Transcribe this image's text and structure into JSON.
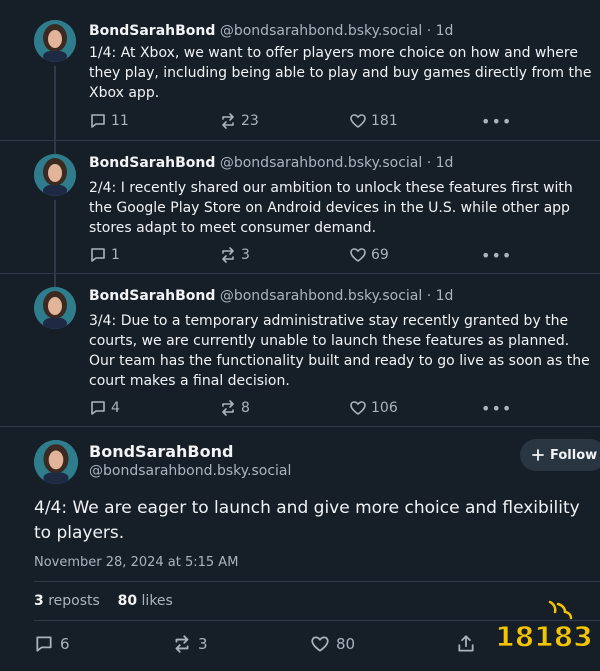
{
  "posts": [
    {
      "name": "BondSarahBond",
      "handle": "@bondsarahbond.bsky.social",
      "dot": "·",
      "time": "1d",
      "text": "1/4: At Xbox, we want to offer players more choice on how and where they play, including being able to play and buy games directly from the Xbox app.",
      "replies": "11",
      "reposts": "23",
      "likes": "181",
      "more": "•••"
    },
    {
      "name": "BondSarahBond",
      "handle": "@bondsarahbond.bsky.social",
      "dot": "·",
      "time": "1d",
      "text": "2/4: I recently shared our ambition to unlock these features first with the Google Play Store on Android devices in the U.S. while other app stores adapt to meet consumer demand.",
      "replies": "1",
      "reposts": "3",
      "likes": "69",
      "more": "•••"
    },
    {
      "name": "BondSarahBond",
      "handle": "@bondsarahbond.bsky.social",
      "dot": "·",
      "time": "1d",
      "text": "3/4: Due to a temporary administrative stay recently granted by the courts, we are currently unable to launch these features as planned. Our team has the functionality built and ready to go live as soon as the court makes a final decision.",
      "replies": "4",
      "reposts": "8",
      "likes": "106",
      "more": "•••"
    }
  ],
  "main": {
    "name": "BondSarahBond",
    "handle": "@bondsarahbond.bsky.social",
    "follow_label": "Follow",
    "text": "4/4: We are eager to launch and give more choice and flexibility to players.",
    "date": "November 28, 2024 at 5:15 AM",
    "reposts_count": "3",
    "reposts_label": "reposts",
    "likes_count": "80",
    "likes_label": "likes",
    "replies": "6",
    "reposts": "3",
    "likes": "80"
  },
  "watermark": {
    "text": "18183"
  },
  "colors": {
    "background": "#161e27",
    "text": "#f1f3f5",
    "muted": "#aab4bf",
    "divider": "#2e3a47",
    "avatar_bg": "#2f7d8c",
    "watermark": "#f5c400"
  },
  "icons": [
    "reply-icon",
    "repost-icon",
    "like-icon",
    "more-icon",
    "plus-icon",
    "share-icon"
  ]
}
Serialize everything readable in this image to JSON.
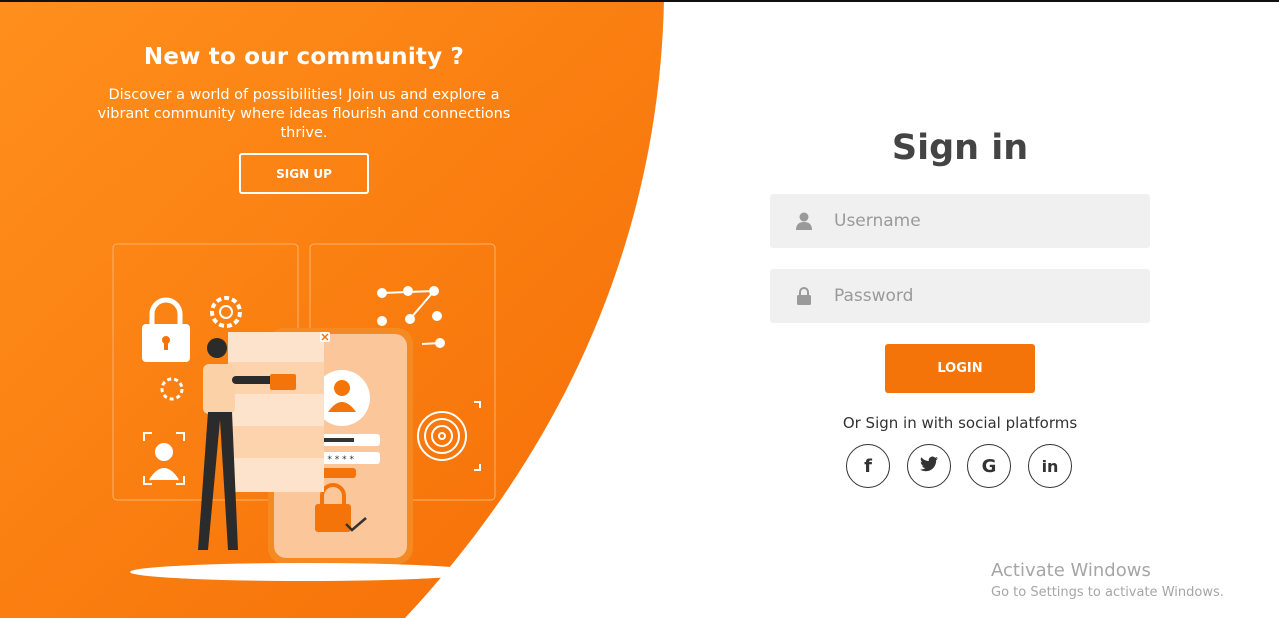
{
  "colors": {
    "accent": "#f5740a",
    "accent_light": "#ff8f1c",
    "text_dark": "#444444"
  },
  "promo": {
    "title": "New to our community ?",
    "text": "Discover a world of possibilities! Join us and explore a vibrant community where ideas flourish and connections thrive.",
    "signup_label": "SIGN UP"
  },
  "signin": {
    "title": "Sign in",
    "username_placeholder": "Username",
    "password_placeholder": "Password",
    "login_label": "LOGIN",
    "social_text": "Or Sign in with social platforms"
  },
  "social": {
    "facebook": "f",
    "twitter_icon": "twitter-icon",
    "google": "G",
    "linkedin": "in"
  },
  "watermark": {
    "title": "Activate Windows",
    "subtitle": "Go to Settings to activate Windows."
  }
}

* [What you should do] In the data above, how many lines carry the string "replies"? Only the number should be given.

* [Exercise result] 4